Houston (+7) over JACKSONVILLE
After two games, Houston has scored 29 and allowed 69. But on Sunday against Tennessee, things could have gone differently. QB Matt Schaub was picked off three times, and we don't think he's that bad -- yet. Jacksonville is typically tough and coming off a big win over the Colts, but isn't exactly a scoring machine. I'll take my chances with the points.
DALLAS (-11) over Washington
Dallas is as good as it gets in the NFL. While its defense isn't elite (zero interceptions), it's closer to being the group that allowed Green Bay to score just 16 points than it is to the group that allowed 37 to Philly. While the 'Skins have been resilient and balanced, Dallas' offense will force them to play from behind.

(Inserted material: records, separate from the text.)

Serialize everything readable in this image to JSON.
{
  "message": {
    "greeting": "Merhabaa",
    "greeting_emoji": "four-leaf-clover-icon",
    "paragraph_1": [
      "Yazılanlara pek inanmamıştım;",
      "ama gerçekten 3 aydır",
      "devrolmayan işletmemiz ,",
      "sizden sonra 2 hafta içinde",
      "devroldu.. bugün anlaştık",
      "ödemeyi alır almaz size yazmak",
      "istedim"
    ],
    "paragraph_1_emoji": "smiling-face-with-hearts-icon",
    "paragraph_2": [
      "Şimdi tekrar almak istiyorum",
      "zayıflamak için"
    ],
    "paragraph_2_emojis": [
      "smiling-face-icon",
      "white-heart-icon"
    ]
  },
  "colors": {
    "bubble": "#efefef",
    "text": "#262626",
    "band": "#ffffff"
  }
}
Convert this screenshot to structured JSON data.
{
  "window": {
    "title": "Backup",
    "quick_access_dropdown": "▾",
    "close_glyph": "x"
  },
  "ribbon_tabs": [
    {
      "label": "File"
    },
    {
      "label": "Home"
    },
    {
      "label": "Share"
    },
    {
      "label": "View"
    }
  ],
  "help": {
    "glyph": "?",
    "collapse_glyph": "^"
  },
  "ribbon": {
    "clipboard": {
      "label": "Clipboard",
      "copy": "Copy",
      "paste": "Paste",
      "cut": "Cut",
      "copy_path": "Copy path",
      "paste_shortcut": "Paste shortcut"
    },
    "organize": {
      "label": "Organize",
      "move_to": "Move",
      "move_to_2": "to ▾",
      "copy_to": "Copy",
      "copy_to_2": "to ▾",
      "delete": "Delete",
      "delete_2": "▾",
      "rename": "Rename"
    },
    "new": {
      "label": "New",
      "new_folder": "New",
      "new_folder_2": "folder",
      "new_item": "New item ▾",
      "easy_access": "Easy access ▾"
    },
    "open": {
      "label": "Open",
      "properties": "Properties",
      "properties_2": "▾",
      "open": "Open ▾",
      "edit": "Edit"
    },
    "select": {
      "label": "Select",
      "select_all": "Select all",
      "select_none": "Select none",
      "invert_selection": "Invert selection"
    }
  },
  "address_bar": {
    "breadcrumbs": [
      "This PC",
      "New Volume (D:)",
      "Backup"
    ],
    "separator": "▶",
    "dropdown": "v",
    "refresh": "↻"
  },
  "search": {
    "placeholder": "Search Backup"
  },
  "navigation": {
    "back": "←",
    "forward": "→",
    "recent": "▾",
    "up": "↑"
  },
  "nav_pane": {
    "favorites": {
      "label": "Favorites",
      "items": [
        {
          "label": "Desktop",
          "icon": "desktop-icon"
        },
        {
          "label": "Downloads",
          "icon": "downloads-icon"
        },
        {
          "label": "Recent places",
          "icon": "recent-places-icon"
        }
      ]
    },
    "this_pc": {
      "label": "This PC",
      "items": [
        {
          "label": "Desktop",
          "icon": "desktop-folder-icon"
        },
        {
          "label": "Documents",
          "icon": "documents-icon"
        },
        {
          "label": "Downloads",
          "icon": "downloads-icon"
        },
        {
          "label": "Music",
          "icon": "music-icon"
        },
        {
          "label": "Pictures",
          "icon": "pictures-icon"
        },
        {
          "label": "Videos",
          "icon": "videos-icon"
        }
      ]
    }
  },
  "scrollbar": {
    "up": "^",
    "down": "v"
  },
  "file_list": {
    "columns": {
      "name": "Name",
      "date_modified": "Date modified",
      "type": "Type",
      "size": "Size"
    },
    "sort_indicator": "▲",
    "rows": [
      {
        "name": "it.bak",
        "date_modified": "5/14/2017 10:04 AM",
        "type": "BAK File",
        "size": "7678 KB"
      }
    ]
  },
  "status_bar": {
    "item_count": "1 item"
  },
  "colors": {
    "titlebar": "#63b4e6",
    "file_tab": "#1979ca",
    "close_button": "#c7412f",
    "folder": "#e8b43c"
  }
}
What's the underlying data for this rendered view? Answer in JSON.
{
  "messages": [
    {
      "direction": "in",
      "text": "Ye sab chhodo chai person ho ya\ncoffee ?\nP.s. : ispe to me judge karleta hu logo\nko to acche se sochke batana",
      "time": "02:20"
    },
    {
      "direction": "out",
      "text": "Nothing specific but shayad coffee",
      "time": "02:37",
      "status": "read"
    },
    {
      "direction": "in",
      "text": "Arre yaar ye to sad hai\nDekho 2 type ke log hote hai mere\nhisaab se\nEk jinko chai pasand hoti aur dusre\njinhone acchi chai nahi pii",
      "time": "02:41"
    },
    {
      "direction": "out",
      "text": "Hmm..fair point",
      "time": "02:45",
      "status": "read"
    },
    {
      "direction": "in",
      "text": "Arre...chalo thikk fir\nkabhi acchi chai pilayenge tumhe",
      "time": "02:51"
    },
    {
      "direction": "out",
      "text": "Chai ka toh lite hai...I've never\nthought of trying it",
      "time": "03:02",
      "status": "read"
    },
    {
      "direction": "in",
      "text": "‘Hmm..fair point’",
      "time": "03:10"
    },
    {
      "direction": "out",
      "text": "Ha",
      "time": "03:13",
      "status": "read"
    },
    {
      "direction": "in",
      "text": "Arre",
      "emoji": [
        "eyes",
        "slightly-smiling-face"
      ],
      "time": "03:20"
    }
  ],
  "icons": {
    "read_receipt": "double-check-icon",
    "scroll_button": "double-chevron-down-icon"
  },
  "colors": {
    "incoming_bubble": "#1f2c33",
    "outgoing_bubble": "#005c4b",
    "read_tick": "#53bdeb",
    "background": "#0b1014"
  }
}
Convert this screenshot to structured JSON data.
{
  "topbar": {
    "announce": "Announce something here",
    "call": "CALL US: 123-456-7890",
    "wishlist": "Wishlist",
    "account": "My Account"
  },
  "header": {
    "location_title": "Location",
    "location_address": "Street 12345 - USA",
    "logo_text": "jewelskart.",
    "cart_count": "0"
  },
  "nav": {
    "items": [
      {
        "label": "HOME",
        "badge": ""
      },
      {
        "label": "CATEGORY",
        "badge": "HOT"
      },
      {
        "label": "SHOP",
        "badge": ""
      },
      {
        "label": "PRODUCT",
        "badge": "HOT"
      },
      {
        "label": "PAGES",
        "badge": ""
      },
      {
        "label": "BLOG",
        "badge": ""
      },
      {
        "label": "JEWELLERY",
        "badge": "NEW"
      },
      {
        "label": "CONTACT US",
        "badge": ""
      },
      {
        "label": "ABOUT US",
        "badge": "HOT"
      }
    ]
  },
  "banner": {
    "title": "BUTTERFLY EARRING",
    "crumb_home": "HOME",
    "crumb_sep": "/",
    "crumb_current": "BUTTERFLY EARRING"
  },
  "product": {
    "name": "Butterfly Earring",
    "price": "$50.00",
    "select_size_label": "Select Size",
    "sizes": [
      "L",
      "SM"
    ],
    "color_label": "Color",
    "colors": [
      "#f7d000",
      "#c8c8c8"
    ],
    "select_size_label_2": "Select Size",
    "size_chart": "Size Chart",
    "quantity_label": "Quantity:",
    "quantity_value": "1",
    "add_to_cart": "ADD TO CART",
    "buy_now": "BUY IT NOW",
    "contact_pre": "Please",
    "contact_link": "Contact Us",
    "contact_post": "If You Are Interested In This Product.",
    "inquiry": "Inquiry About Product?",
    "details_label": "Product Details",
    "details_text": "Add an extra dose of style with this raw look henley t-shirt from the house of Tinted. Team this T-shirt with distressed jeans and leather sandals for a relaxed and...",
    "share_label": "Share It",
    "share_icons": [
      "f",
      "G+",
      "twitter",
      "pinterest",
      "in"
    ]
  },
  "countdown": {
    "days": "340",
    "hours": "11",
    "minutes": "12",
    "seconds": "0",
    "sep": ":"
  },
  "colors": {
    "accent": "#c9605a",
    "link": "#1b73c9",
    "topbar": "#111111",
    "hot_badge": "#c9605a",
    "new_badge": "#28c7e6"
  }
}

Minnesota (+3) over TENNESSEE
In Gus We Trust? After a pair of tough losses to quality opponents (Green Bay, Indianapolis), Minnesota jumped into the win column last Sunday by wearing down and turning over rugged Carolina. The Vikings go into Tennessee as three-point underdogs, but the Titans are winning ugly. Gus Frerotte is slipping nicely into a game manager role, and the Vikings also have some guy named Adrian Peterson.
OT beat writersMaureen Mullen brings you Red Sox information and insights.
Tom Wilcox covers the Patriots.
Scott Souza is all over the Celtics.
Danny Picard is on the ice with the Bruins.
Mike McDonald takes a look at the humorous side of Boston sports